* [ASSIGNMENT]: Below are the records; copy every line in them that holds the string "this".

* [RECORD EXCERPTS]:
________

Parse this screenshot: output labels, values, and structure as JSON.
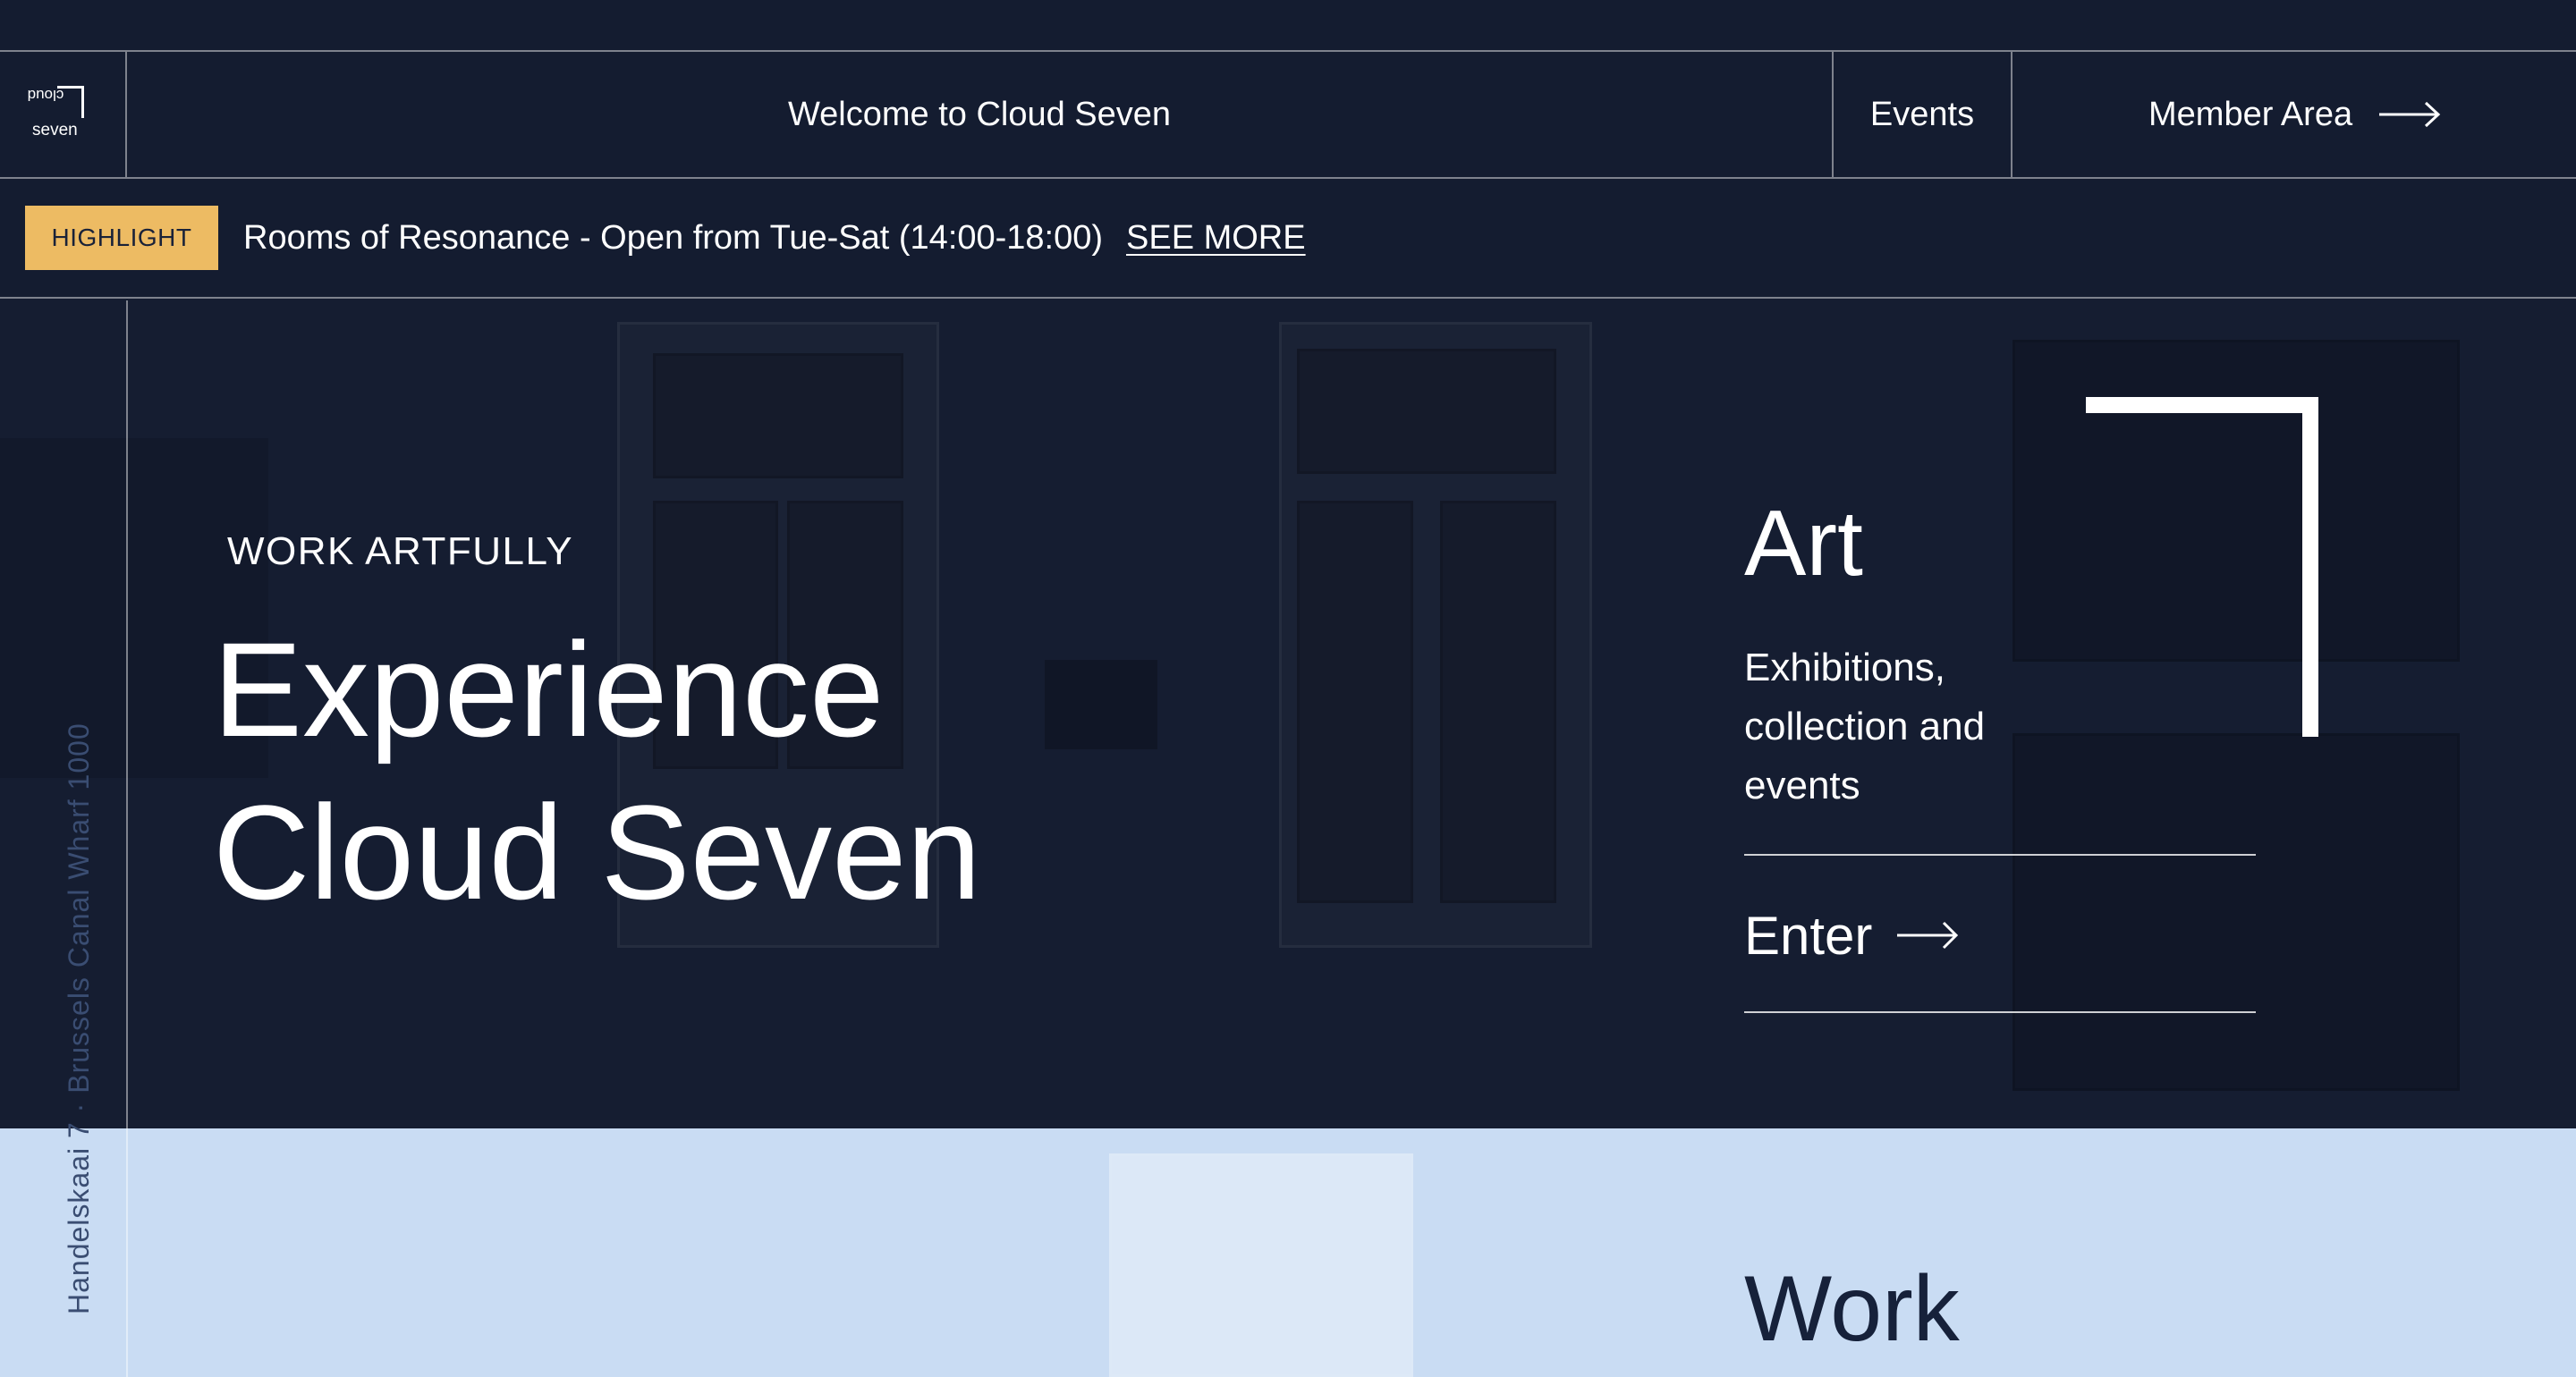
{
  "brand": {
    "logo_top": "cloud",
    "logo_bottom": "seven"
  },
  "header": {
    "welcome": "Welcome to Cloud Seven",
    "events_label": "Events",
    "member_label": "Member Area",
    "member_icon": "arrow-right-icon"
  },
  "highlight": {
    "badge": "HIGHLIGHT",
    "text": "Rooms of Resonance - Open from Tue-Sat (14:00-18:00)",
    "link": "SEE MORE"
  },
  "rail": {
    "address": "Handelskaai 7 · Brussels Canal Wharf 1000"
  },
  "hero": {
    "eyebrow": "WORK ARTFULLY",
    "title_line1": "Experience",
    "title_line2": "Cloud Seven"
  },
  "art_panel": {
    "title": "Art",
    "description": "Exhibitions, collection and events",
    "enter_label": "Enter",
    "enter_icon": "arrow-right-icon"
  },
  "work_panel": {
    "title": "Work"
  },
  "colors": {
    "navy": "#141c30",
    "highlight_badge": "#edbb63",
    "light_section": "#c9dcf3",
    "text_dark": "#16213a"
  }
}
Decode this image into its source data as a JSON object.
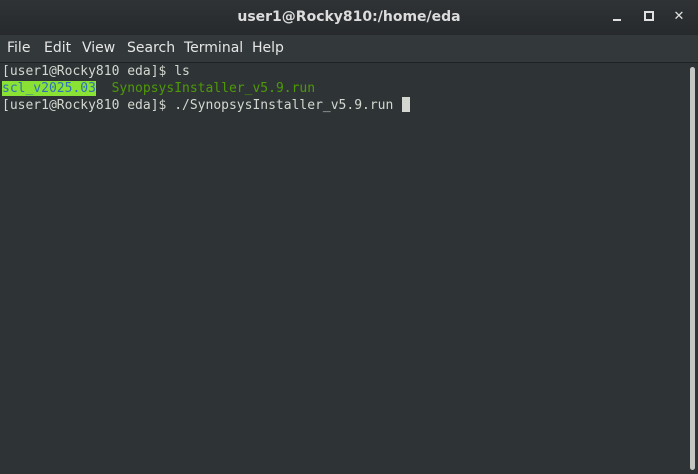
{
  "window": {
    "title": "user1@Rocky810:/home/eda",
    "controls": {
      "minimize_icon": "minimize-icon",
      "maximize_icon": "maximize-icon",
      "close_icon": "close-icon",
      "close_glyph": "✕"
    }
  },
  "menubar": {
    "items": [
      "File",
      "Edit",
      "View",
      "Search",
      "Terminal",
      "Help"
    ]
  },
  "terminal": {
    "lines": [
      {
        "prompt": "[user1@Rocky810 eda]$ ",
        "command": "ls"
      },
      {
        "entries": [
          "scl_v2025.03",
          "SynopsysInstaller_v5.9.run"
        ],
        "separator": "  "
      },
      {
        "prompt": "[user1@Rocky810 eda]$ ",
        "command": "./SynopsysInstaller_v5.9.run "
      }
    ]
  },
  "colors": {
    "terminal_bg": "#2e3436",
    "terminal_fg": "#d3d7cf",
    "directory_highlight_bg": "#8ae234",
    "directory_highlight_fg": "#2e73b8",
    "executable": "#4e9a06"
  }
}
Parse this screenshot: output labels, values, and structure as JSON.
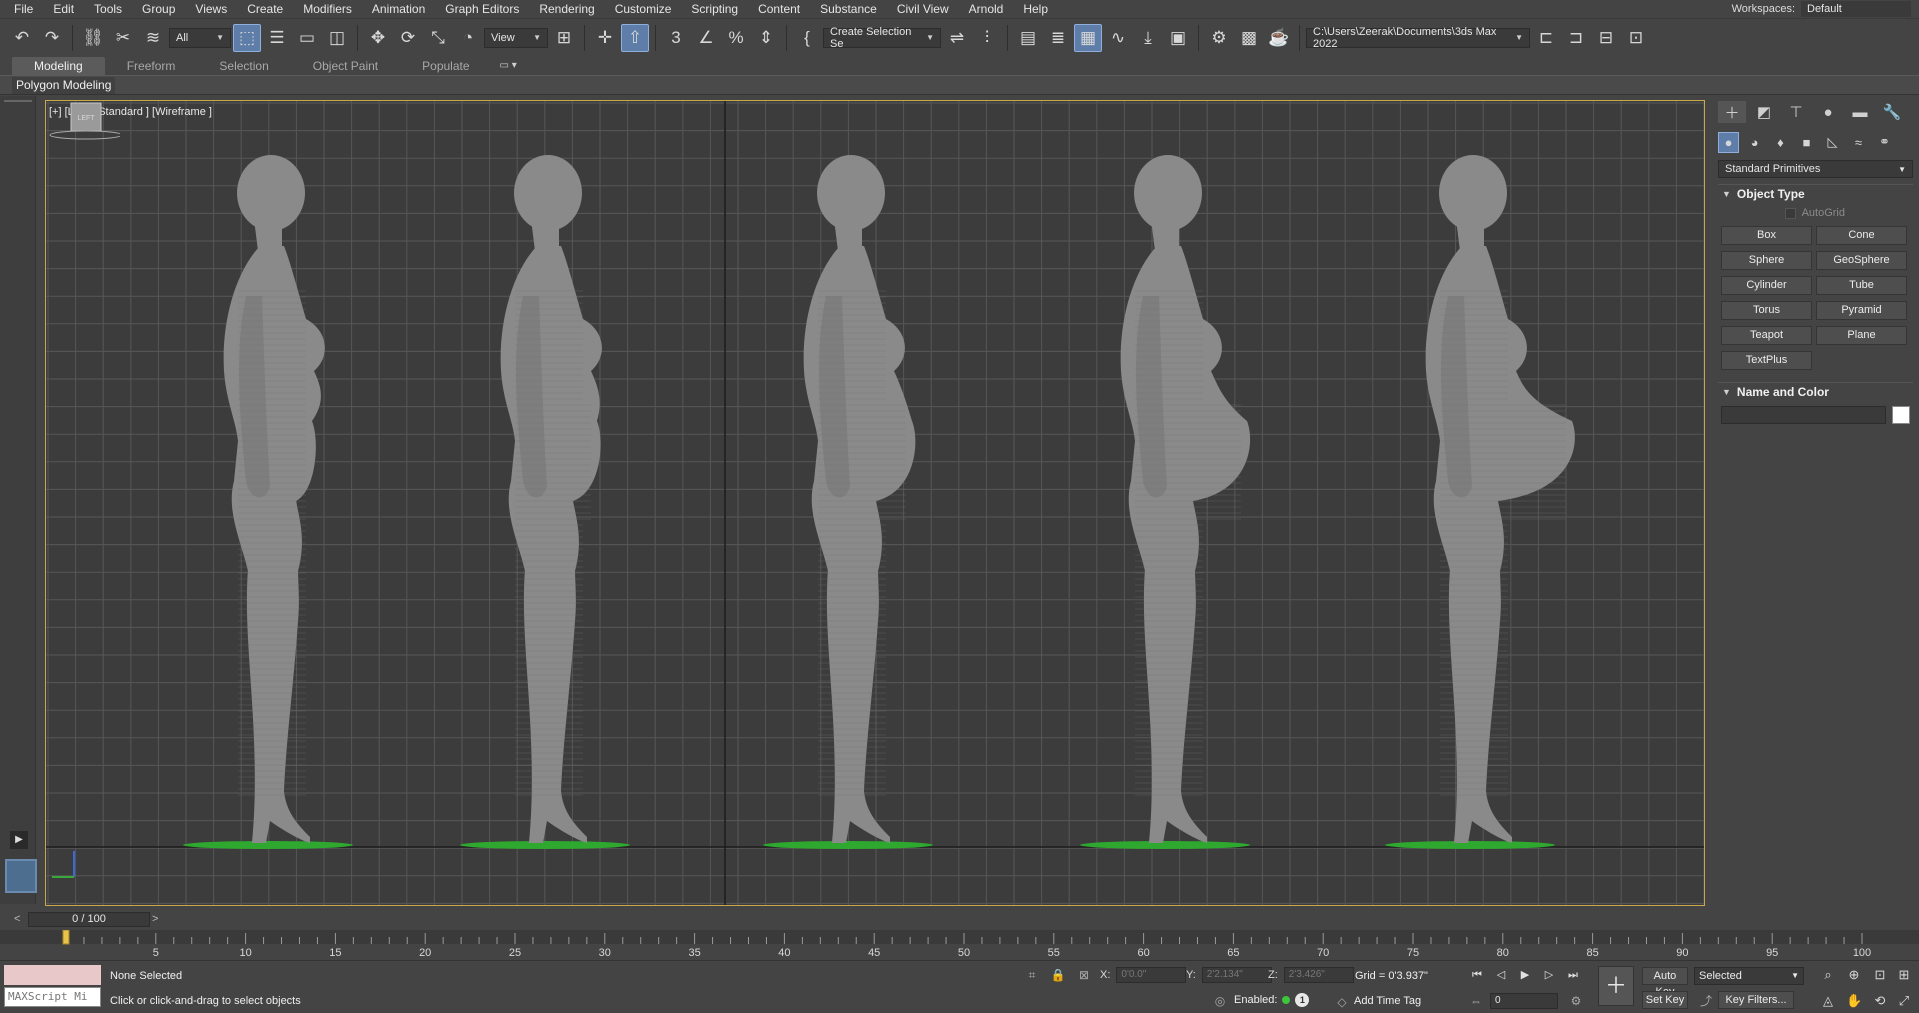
{
  "menu": [
    "File",
    "Edit",
    "Tools",
    "Group",
    "Views",
    "Create",
    "Modifiers",
    "Animation",
    "Graph Editors",
    "Rendering",
    "Customize",
    "Scripting",
    "Content",
    "Substance",
    "Civil View",
    "Arnold",
    "Help"
  ],
  "workspace": {
    "label": "Workspaces:",
    "value": "Default"
  },
  "toolbar": {
    "filter_value": "All",
    "refcoord_value": "View",
    "selection_set_value": "Create Selection Se",
    "project_path": "C:\\Users\\Zeerak\\Documents\\3ds Max 2022"
  },
  "ribbon": {
    "tabs": [
      "Modeling",
      "Freeform",
      "Selection",
      "Object Paint",
      "Populate"
    ],
    "active_tab": "Modeling",
    "panel_label": "Polygon Modeling"
  },
  "viewport": {
    "label": "[+] [Left ] [Standard ] [Wireframe ]",
    "viewcube_face": "LEFT",
    "figure_count": 5
  },
  "command_panel": {
    "category_value": "Standard Primitives",
    "object_type_title": "Object Type",
    "autogrid_label": "AutoGrid",
    "buttons": [
      "Box",
      "Cone",
      "Sphere",
      "GeoSphere",
      "Cylinder",
      "Tube",
      "Torus",
      "Pyramid",
      "Teapot",
      "Plane",
      "TextPlus"
    ],
    "name_color_title": "Name and Color"
  },
  "timeslider": {
    "value": "0 / 100"
  },
  "trackbar": {
    "labels": [
      "5",
      "10",
      "15",
      "20",
      "25",
      "30",
      "35",
      "40",
      "45",
      "50",
      "55",
      "60",
      "65",
      "70",
      "75",
      "80",
      "85",
      "90",
      "95",
      "100"
    ]
  },
  "status": {
    "maxscript_placeholder": "MAXScript Mi",
    "selection": "None Selected",
    "prompt": "Click or click-and-drag to select objects",
    "x_label": "X:",
    "x_value": "0'0.0\"",
    "y_label": "Y:",
    "y_value": "2'2.134\"",
    "z_label": "Z:",
    "z_value": "2'3.426\"",
    "grid": "Grid = 0'3.937\"",
    "enabled": "Enabled:",
    "enabled_badge": "1",
    "add_time_tag": "Add Time Tag",
    "frame_value": "0",
    "auto_key": "Auto Key",
    "set_key": "Set Key",
    "selected_value": "Selected",
    "key_filters": "Key Filters..."
  },
  "colors": {
    "accent": "#5e7da8",
    "viewport_border": "#c8a84a",
    "ground": "#2fa82f",
    "mesh": "#8a8a8a"
  }
}
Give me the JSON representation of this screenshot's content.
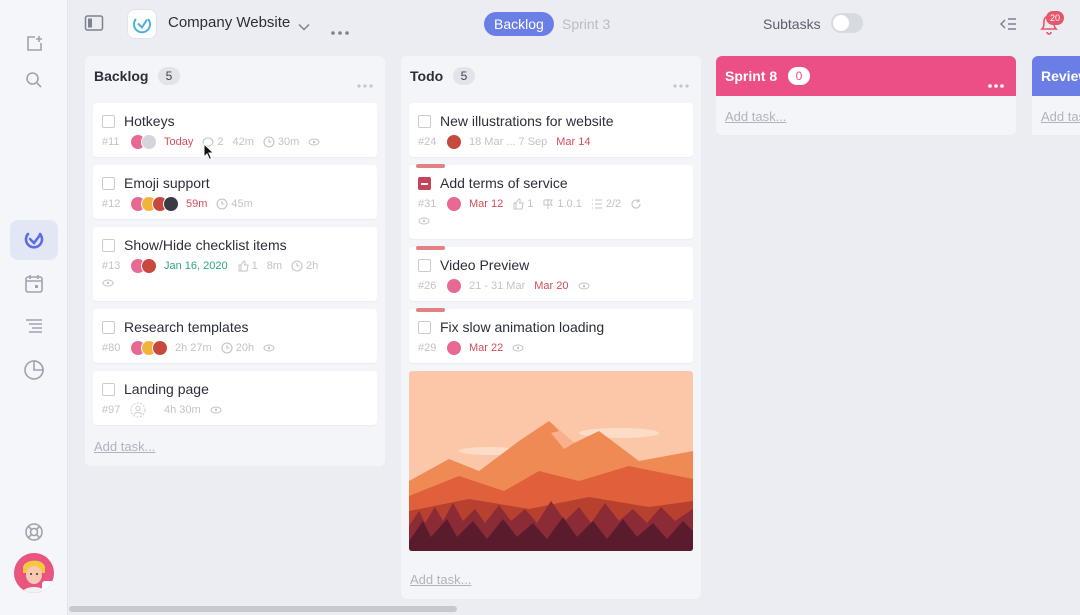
{
  "header": {
    "project_name": "Company Website",
    "sprint_active": "Backlog",
    "sprint_other": "Sprint 3",
    "subtasks_label": "Subtasks",
    "notification_count": "20"
  },
  "colors": {
    "accent": "#6a7ee6",
    "sprint8": "#ec4f86",
    "review": "#6a7ee6",
    "overdue": "#d64d5b",
    "future": "#2ea87b"
  },
  "columns": {
    "backlog": {
      "title": "Backlog",
      "count": "5",
      "add_task": "Add task...",
      "cards": [
        {
          "title": "Hotkeys",
          "id": "#11",
          "due": "Today",
          "comments": "2",
          "time_spent": "42m",
          "estimate": "30m"
        },
        {
          "title": "Emoji support",
          "id": "#12",
          "time_spent": "59m",
          "estimate": "45m"
        },
        {
          "title": "Show/Hide checklist items",
          "id": "#13",
          "due": "Jan 16, 2020",
          "likes": "1",
          "time_spent": "8m",
          "estimate": "2h"
        },
        {
          "title": "Research templates",
          "id": "#80",
          "time_spent": "2h 27m",
          "estimate": "20h"
        },
        {
          "title": "Landing page",
          "id": "#97",
          "time_spent": "4h 30m"
        }
      ]
    },
    "todo": {
      "title": "Todo",
      "count": "5",
      "add_task": "Add task...",
      "cards": [
        {
          "title": "New illustrations for website",
          "id": "#24",
          "dates": "18 Mar ... 7 Sep",
          "due": "Mar 14"
        },
        {
          "title": "Add terms of service",
          "id": "#31",
          "due": "Mar 12",
          "likes": "1",
          "version": "1.0.1",
          "checklist": "2/2"
        },
        {
          "title": "Video Preview",
          "id": "#26",
          "dates": "21 - 31 Mar",
          "due": "Mar 20"
        },
        {
          "title": "Fix slow animation loading",
          "id": "#29",
          "due": "Mar 22"
        }
      ]
    },
    "sprint8": {
      "title": "Sprint 8",
      "count": "0",
      "add_task": "Add task..."
    },
    "review": {
      "title": "Review",
      "add_task": "Add task..."
    }
  }
}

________

* [TASK RESULT]:
Parse this screenshot: output labels, values, and structure as JSON.
Decode this image into its source data as a JSON object.
Parse this screenshot: output labels, values, and structure as JSON.
Give me the JSON representation of this screenshot's content.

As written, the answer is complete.